| A wedding feast in Srinagar. The Jammu and Kashmir government, too, has set a limit on items at such feasts. (Reuters file picture)
Karachi, Nov. 29: Wedding guests in India are having a ball, but in Pakistan they are down to a trickle. All because biryanis and kebabs have been scratched off the menu.
Although the wedding season is in full swing in this port city and hundreds of nikaahs are being solemnised every day, attendance has dipped since Pakistan's Supreme Court banned lavish receptions, meals and ceremonies, terming them 'insulting waste and un-Islamic' and making them punishable.
The 'social reforms' measure has sparked a controversy with caterers, poultry owners, meat suppliers, decorators, florists and beauticians ' people associated with weddings ' launching a media blitz against the drive. According to them, such a course would deprive 'millions' of their rightful wages, increase corruption and make 'masses unsocial'.
Amjad Khawaja, a meat supplier in Hyderi area here, seethed with indignation. 'Imagine a wedding reception without the aroma of kebabs, assortment of lamb meat, chicken changezi, dampukht biryani, muzafir. Nobody wants to attend a wedding where only kulfi, Kashmiri chai or cookies are served.'
The contrast with India could not be more stark. In Calcutta, the spread at a recent wedding included Italian, Lebanese and Thai delicacies. In Delhi, planners have run riot with themes. One planner has flown in 12 giraffes and Zulu dancers from South Africa. Another theme that was being planned was a red sun with huge transparent tents with curtains of exotic flowers flown in from Bangkok.

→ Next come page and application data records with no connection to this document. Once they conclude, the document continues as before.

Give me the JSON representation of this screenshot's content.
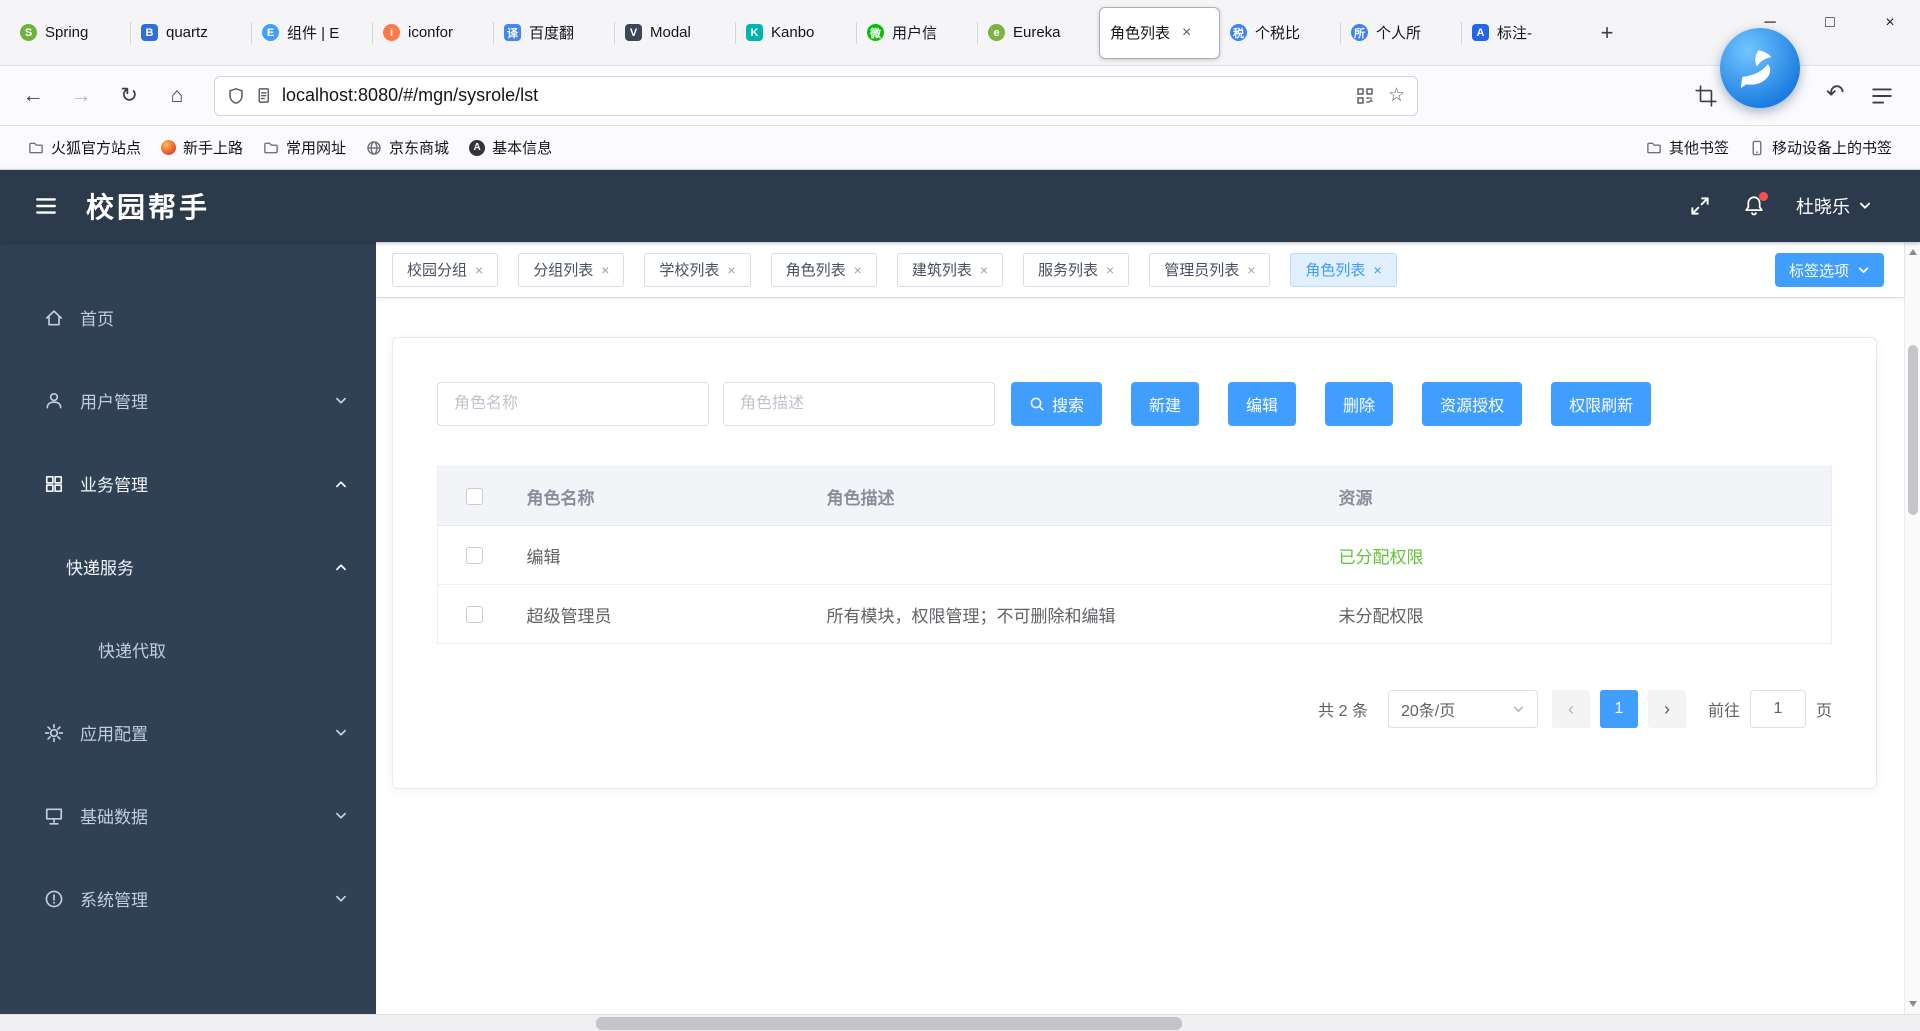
{
  "colors": {
    "primary": "#409eff",
    "success": "#67c23a",
    "header_bg": "#2d3a4b",
    "sidebar_bg": "#304156"
  },
  "browser": {
    "tabs": [
      {
        "label": "Spring",
        "icon": "spring-icon",
        "icon_glyph": "S",
        "icon_color": "#6db33f"
      },
      {
        "label": "quartz",
        "icon": "quartz-icon",
        "icon_glyph": "B",
        "icon_color": "#2f6fd6"
      },
      {
        "label": "组件 | E",
        "icon": "element-icon",
        "icon_glyph": "E",
        "icon_color": "#409eff"
      },
      {
        "label": "iconfor",
        "icon": "iconfont-icon",
        "icon_glyph": "i",
        "icon_color": "#ff7a45"
      },
      {
        "label": "百度翻",
        "icon": "baidu-translate-icon",
        "icon_glyph": "译",
        "icon_color": "#4285f4"
      },
      {
        "label": "Modal",
        "icon": "modal-icon",
        "icon_glyph": "V",
        "icon_color": "#3c4858"
      },
      {
        "label": "Kanbo",
        "icon": "kanboard-icon",
        "icon_glyph": "K",
        "icon_color": "#00b5ad"
      },
      {
        "label": "用户信",
        "icon": "wechat-icon",
        "icon_glyph": "微",
        "icon_color": "#09bb07"
      },
      {
        "label": "Eureka",
        "icon": "eureka-icon",
        "icon_glyph": "e",
        "icon_color": "#7cb342"
      },
      {
        "label": "角色列表",
        "active": true,
        "close_glyph": "×"
      },
      {
        "label": "个税比",
        "icon": "tax-icon",
        "icon_glyph": "税",
        "icon_color": "#3b82f6"
      },
      {
        "label": "个人所",
        "icon": "personal-tax-icon",
        "icon_glyph": "所",
        "icon_color": "#3b82f6"
      },
      {
        "label": "标注-",
        "icon": "annotate-icon",
        "icon_glyph": "A",
        "icon_color": "#2563eb"
      }
    ],
    "new_tab_label": "+",
    "window_controls": {
      "minimize": "─",
      "maximize": "□",
      "close": "×"
    },
    "nav": {
      "back": "←",
      "forward": "→",
      "reload": "↻",
      "home": "⌂"
    },
    "url": "localhost:8080/#/mgn/sysrole/lst",
    "star_glyph": "☆",
    "undo_glyph": "↶",
    "circle_a_glyph": "A",
    "bookmarks_left": [
      "火狐官方站点",
      "新手上路",
      "常用网址",
      "京东商城",
      "基本信息"
    ],
    "bookmarks_right": [
      "其他书签",
      "移动设备上的书签"
    ]
  },
  "app": {
    "header": {
      "title": "校园帮手",
      "user": "杜晓乐"
    },
    "sidebar": [
      {
        "label": "首页"
      },
      {
        "label": "用户管理"
      },
      {
        "label": "业务管理"
      },
      {
        "label": "快递服务"
      },
      {
        "label": "快递代取"
      },
      {
        "label": "应用配置"
      },
      {
        "label": "基础数据"
      },
      {
        "label": "系统管理"
      }
    ],
    "tags": [
      {
        "label": "校园分组"
      },
      {
        "label": "分组列表"
      },
      {
        "label": "学校列表"
      },
      {
        "label": "角色列表"
      },
      {
        "label": "建筑列表"
      },
      {
        "label": "服务列表"
      },
      {
        "label": "管理员列表"
      },
      {
        "label": "角色列表",
        "active": true
      }
    ],
    "tag_close_glyph": "×",
    "tags_options_label": "标签选项",
    "filters": {
      "name_placeholder": "角色名称",
      "desc_placeholder": "角色描述"
    },
    "actions": {
      "search": "搜索",
      "create": "新建",
      "edit": "编辑",
      "delete": "删除",
      "authorize": "资源授权",
      "refresh": "权限刷新"
    },
    "table": {
      "columns": [
        "角色名称",
        "角色描述",
        "资源"
      ],
      "rows": [
        {
          "name": "编辑",
          "desc": "",
          "resource": "已分配权限",
          "resource_color": "#67c23a"
        },
        {
          "name": "超级管理员",
          "desc": "所有模块，权限管理；不可删除和编辑",
          "resource": "未分配权限",
          "resource_color": "#606266"
        }
      ]
    },
    "pagination": {
      "total": "共 2 条",
      "page_size": "20条/页",
      "prev": "‹",
      "page": "1",
      "next": "›",
      "goto_label": "前往",
      "goto_value": "1",
      "unit": "页"
    }
  }
}
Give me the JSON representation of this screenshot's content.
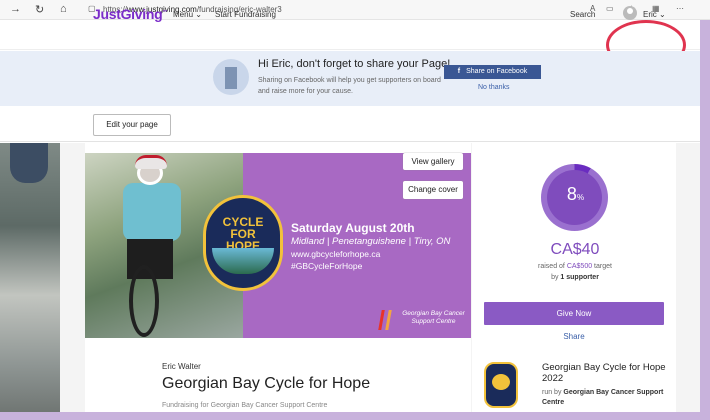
{
  "browser": {
    "back_icon": "→",
    "reload_icon": "↻",
    "home_icon": "⌂",
    "url_prefix": "https://",
    "url_domain": "www.justgiving.com",
    "url_path": "/fundraising/eric-walter3"
  },
  "header": {
    "logo": "JustGiving",
    "menu": "Menu",
    "start_fundraising": "Start Fundraising",
    "search": "Search",
    "user": "Eric",
    "chevron": "⌄"
  },
  "share_banner": {
    "title": "Hi Eric, don't forget to share your Page!",
    "body": "Sharing on Facebook will help you get supporters on board and raise more for your cause.",
    "facebook_button": "Share on Facebook",
    "facebook_glyph": "f",
    "no_thanks": "No thanks"
  },
  "edit_bar": {
    "edit_page": "Edit your page"
  },
  "cover": {
    "view_gallery": "View gallery",
    "change_cover": "Change cover",
    "badge_text": "CYCLE FOR HOPE",
    "date": "Saturday August 20th",
    "locations": "Midland | Penetanguishene | Tiny, ON",
    "url": "www.gbcycleforhope.ca",
    "hashtag": "#GBCycleForHope",
    "org_logo_text": "Georgian Bay Cancer Support Centre"
  },
  "progress": {
    "percent": "8",
    "percent_sign": "%",
    "percent_value": 0.08,
    "raised": "CA$40",
    "target_prefix": "raised of ",
    "target_amount": "CA$500",
    "target_suffix": " target",
    "supporters_prefix": "by ",
    "supporters_count": "1 supporter",
    "give_now": "Give Now",
    "share": "Share"
  },
  "page_info": {
    "owner": "Eric Walter",
    "title": "Georgian Bay Cycle for Hope",
    "fundraising_for": "Fundraising for Georgian Bay Cancer Support Centre"
  },
  "event": {
    "name": "Georgian Bay Cycle for Hope 2022",
    "run_by_prefix": "run by ",
    "run_by": "Georgian Bay Cancer Support Centre"
  },
  "colors": {
    "brand_purple": "#7a2cc9",
    "facebook_blue": "#3a5794",
    "highlight_red": "#e0344f"
  }
}
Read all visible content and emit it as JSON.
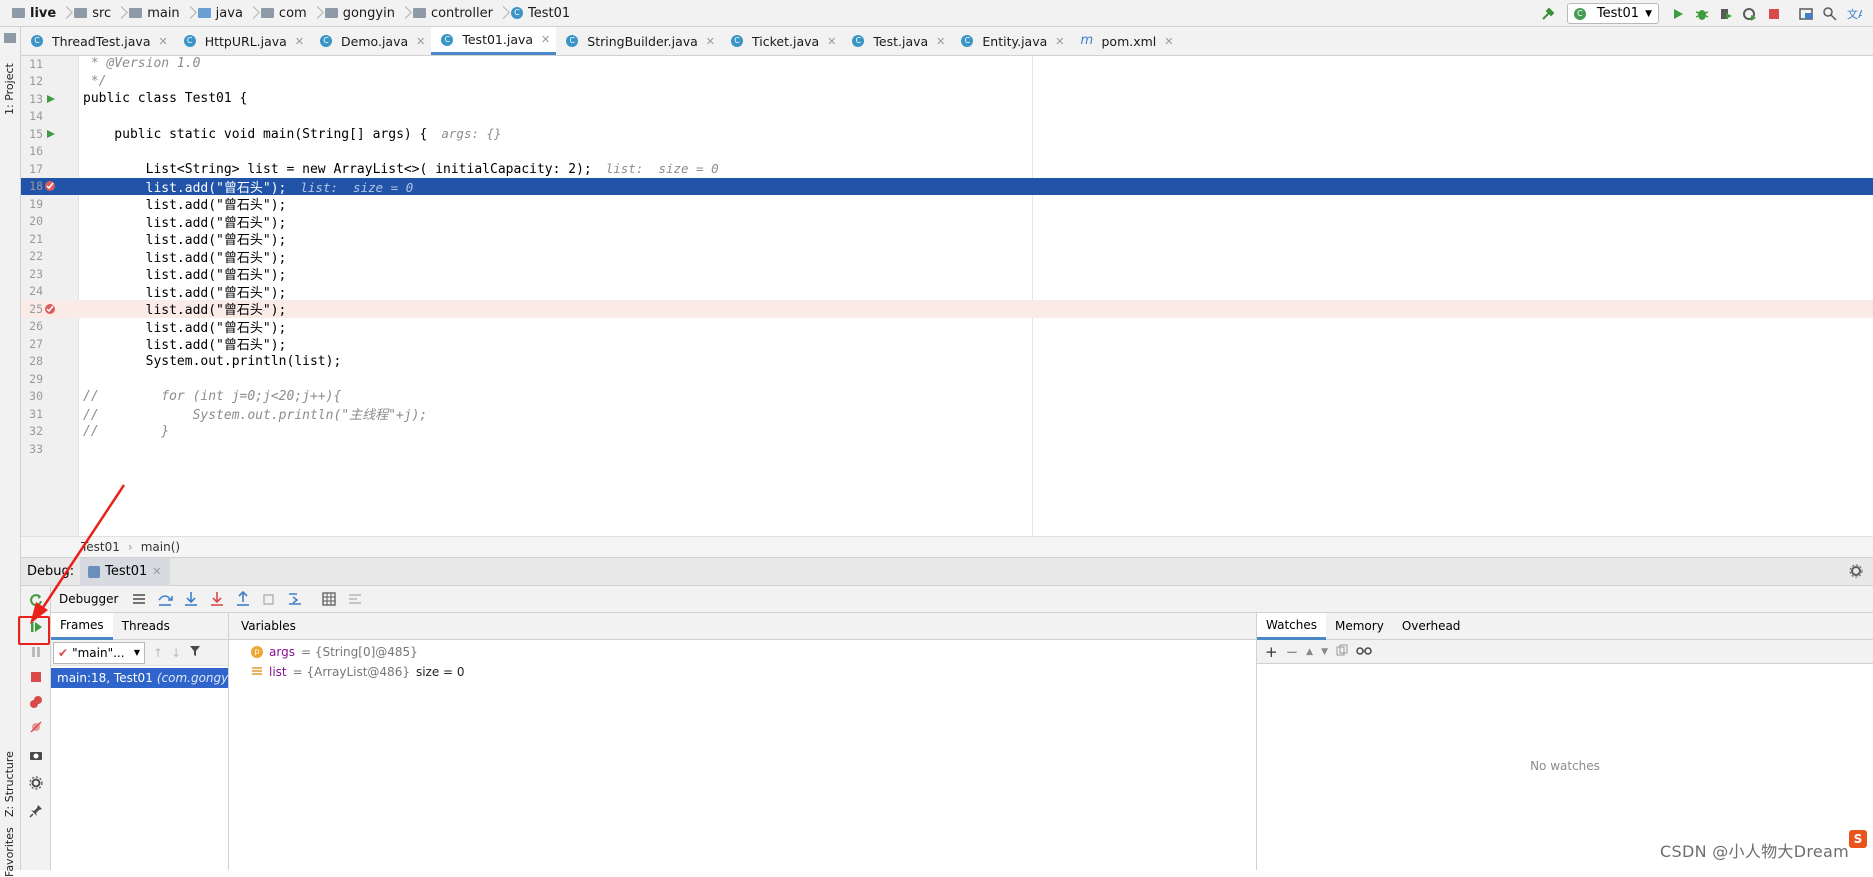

The Indian wedding industry is estimated around Rs 10,000 crore ' the annual outlay for Delhi in the Tenth Plan.
If the average Pakistani is chafing at the austerity measures, reformists back the move to the hilt. Columnist Nusrat Nasurullah said: 'It is a good opportunity to reflect upon the culture of waste, ostentatious display of wealth, power, elitism, clout and the subsequent humiliation of the have-nots'.'
Nusrat's arguments have been challenged in private talks and in letters-to-the-editor columns. Usman Arif, who lives in Gulshan-e-Iqbal, wondered why the 'honourable court' was restricting austerity drive to marriages. 'What about vulgar display of wealth by our army generals, bureaucrats and politicians' What about usage of air conditioners, bullet-proof cars, foreign junkets' Is it not insulting waste'
Journalist Naufil Khan said in 1990s, then Prime Minister Nawaz Sharief had introduced an ordinance to curb extravaganza in marriages. It created a stir but, over the passage of time, it was never imposed. Last month, a petitioner moved the court seeking its directive on the ordinance.
The All Pakistan Memon Federation, a caste-based body whose members form a sizeable chunk of Karachi's population, issued a newspaper advertisement endorsing the verdict.
Its chief Haji Qasim Khanani cautioned the court and the executive about society's 'manipulative trait'. He said he had 'personal knowledge' of several 'techniques' being adopted to circumvent the ban. 'One way is to bribe police and other law-enforcement agencies. Also, meals are being served in the guise of birthday bashes and aquiqa (a Muslim occasion to mark the naming of a child). Funnily, most marriages these days are coinciding with birthdays of the bride or the groom or somebody close in the family.'